- How to complete this task -
Check each line of the data below for the word "SETS", then extract the ones that have it.

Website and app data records
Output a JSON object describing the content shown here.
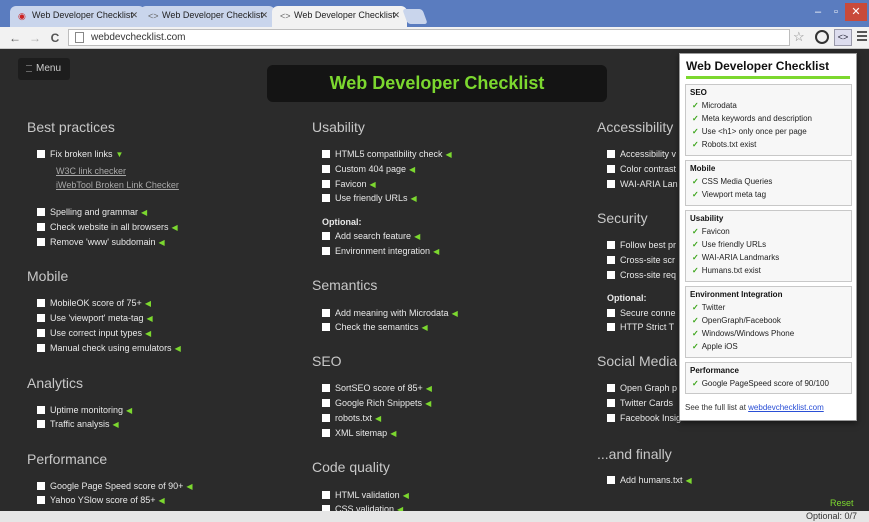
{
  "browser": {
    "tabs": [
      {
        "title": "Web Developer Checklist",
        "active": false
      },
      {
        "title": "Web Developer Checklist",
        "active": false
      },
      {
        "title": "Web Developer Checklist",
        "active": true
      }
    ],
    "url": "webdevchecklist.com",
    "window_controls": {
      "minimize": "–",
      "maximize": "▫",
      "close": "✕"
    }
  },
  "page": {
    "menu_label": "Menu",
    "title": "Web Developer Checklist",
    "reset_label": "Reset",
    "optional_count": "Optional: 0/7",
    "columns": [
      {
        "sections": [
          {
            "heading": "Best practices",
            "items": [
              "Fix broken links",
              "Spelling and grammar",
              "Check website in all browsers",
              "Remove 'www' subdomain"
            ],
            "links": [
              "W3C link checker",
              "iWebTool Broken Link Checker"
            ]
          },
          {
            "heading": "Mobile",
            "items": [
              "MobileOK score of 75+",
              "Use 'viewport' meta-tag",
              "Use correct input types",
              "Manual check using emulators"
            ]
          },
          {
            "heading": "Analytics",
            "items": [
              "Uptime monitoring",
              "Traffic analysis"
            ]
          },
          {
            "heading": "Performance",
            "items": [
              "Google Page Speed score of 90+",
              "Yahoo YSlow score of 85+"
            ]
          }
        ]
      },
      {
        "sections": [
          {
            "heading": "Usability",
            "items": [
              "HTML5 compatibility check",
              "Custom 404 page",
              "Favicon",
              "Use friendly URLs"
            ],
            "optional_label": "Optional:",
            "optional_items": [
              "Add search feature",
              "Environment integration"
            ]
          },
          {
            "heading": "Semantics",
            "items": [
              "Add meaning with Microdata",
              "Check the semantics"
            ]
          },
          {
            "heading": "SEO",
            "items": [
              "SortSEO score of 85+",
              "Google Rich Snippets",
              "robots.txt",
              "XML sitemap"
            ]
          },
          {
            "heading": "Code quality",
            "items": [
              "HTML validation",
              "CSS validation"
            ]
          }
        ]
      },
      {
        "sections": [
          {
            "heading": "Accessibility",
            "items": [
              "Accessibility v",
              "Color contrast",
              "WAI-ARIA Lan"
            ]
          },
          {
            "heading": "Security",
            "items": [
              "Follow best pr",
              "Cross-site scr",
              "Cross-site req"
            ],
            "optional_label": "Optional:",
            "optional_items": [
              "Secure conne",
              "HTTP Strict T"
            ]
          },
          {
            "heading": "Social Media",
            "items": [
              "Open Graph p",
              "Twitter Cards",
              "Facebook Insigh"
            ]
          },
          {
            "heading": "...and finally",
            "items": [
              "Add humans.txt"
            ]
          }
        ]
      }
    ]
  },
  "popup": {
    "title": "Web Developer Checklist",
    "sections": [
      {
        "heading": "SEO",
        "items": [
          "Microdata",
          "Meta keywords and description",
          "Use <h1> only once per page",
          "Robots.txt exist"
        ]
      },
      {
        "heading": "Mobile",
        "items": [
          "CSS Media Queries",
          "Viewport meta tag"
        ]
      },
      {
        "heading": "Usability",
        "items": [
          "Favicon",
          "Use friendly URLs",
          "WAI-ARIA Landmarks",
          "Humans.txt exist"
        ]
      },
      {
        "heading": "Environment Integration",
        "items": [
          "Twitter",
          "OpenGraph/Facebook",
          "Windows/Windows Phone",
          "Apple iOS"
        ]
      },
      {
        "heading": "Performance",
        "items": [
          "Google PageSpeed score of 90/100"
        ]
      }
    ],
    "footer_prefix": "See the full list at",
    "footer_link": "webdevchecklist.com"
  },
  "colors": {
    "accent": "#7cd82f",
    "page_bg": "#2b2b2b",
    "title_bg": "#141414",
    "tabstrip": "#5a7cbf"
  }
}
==
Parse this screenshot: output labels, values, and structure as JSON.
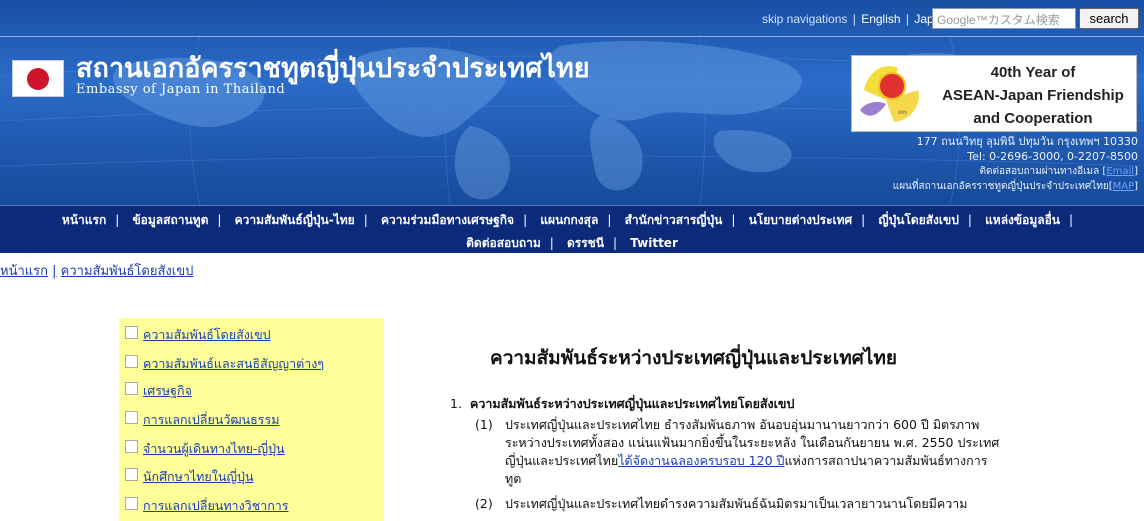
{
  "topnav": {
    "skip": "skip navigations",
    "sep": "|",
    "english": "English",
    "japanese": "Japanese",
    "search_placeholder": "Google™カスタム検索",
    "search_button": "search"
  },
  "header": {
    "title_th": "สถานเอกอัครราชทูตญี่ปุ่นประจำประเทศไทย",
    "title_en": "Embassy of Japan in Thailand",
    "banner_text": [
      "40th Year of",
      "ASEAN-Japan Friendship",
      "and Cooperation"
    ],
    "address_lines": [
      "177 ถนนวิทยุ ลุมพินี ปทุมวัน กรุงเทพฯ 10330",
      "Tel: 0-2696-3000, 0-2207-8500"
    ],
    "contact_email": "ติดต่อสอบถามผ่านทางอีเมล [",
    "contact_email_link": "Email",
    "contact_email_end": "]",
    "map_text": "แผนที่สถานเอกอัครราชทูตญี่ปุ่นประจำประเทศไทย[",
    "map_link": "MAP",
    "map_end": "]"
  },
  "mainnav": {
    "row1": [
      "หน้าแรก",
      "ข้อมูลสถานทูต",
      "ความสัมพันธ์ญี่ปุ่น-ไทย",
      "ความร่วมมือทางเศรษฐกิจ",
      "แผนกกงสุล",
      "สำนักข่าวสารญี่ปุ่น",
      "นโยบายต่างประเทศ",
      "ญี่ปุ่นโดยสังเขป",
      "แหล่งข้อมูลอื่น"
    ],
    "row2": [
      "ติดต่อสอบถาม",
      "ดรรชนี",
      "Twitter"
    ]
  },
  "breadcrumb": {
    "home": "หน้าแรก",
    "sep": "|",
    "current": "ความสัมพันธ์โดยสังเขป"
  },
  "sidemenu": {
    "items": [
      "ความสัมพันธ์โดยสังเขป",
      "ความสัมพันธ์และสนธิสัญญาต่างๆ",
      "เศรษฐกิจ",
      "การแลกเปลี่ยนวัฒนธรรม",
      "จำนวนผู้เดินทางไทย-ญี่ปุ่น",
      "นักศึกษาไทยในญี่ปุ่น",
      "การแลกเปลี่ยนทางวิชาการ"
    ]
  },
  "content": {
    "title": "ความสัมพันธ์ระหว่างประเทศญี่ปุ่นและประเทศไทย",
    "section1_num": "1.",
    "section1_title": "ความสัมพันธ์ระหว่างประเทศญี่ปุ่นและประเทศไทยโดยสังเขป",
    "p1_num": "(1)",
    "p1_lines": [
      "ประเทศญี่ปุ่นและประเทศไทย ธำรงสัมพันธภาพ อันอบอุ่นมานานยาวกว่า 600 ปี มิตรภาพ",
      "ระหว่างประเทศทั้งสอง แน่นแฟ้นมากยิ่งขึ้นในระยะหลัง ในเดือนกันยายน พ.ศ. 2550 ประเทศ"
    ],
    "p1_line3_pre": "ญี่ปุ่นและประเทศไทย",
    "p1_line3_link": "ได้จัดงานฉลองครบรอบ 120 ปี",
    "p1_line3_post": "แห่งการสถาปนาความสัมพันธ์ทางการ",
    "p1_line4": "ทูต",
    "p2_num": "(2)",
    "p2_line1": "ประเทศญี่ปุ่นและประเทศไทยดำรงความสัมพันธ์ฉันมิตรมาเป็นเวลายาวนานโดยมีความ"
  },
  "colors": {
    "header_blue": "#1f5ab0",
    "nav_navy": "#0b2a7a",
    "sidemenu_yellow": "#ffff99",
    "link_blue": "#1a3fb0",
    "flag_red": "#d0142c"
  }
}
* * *
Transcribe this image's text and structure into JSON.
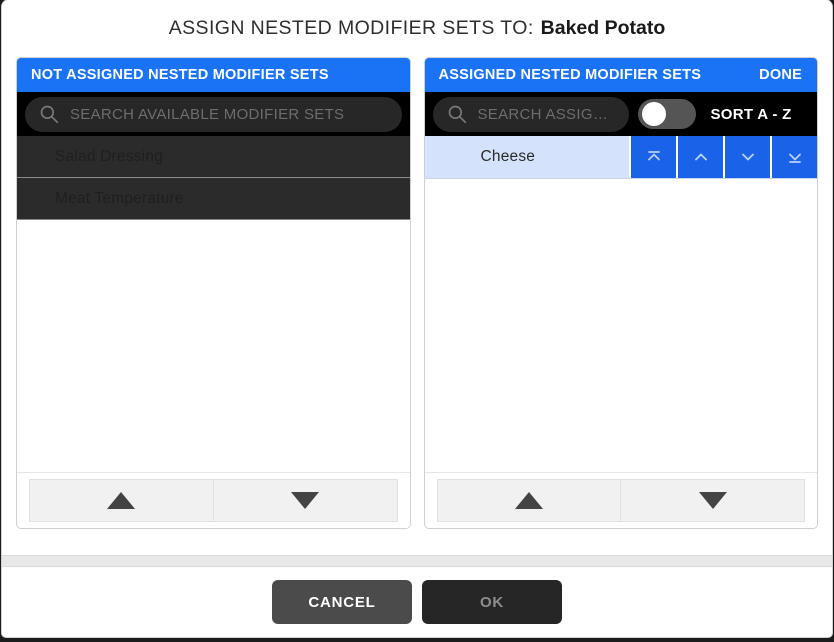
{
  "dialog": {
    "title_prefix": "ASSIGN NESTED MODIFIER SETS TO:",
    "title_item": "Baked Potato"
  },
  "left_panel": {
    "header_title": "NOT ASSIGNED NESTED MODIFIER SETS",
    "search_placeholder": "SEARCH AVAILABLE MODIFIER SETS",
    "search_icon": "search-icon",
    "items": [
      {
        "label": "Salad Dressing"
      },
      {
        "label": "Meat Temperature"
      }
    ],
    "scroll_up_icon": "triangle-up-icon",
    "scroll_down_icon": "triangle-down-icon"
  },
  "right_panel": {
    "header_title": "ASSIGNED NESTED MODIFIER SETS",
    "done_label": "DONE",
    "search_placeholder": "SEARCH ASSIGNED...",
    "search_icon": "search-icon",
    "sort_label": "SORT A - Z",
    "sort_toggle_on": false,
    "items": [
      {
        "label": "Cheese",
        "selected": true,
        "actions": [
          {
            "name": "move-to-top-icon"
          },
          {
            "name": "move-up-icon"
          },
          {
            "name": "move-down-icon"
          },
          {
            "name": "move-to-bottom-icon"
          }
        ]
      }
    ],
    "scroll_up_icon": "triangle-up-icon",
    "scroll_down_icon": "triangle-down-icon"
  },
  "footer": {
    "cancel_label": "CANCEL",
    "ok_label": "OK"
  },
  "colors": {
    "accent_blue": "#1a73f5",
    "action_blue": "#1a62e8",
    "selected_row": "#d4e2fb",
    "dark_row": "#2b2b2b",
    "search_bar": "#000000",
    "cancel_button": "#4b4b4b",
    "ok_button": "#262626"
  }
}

- Exercise output -
    "title_prefix": "ASSIGN NESTED MODIFIER SETS TO:",
    "header_title": "NOT ASSIGNED NESTED MODIFIER SETS",
    "search_placeholder": "SEARCH AVAILABLE MODIFIER SETS",
    "header_title": "ASSIGNED NESTED MODIFIER SETS",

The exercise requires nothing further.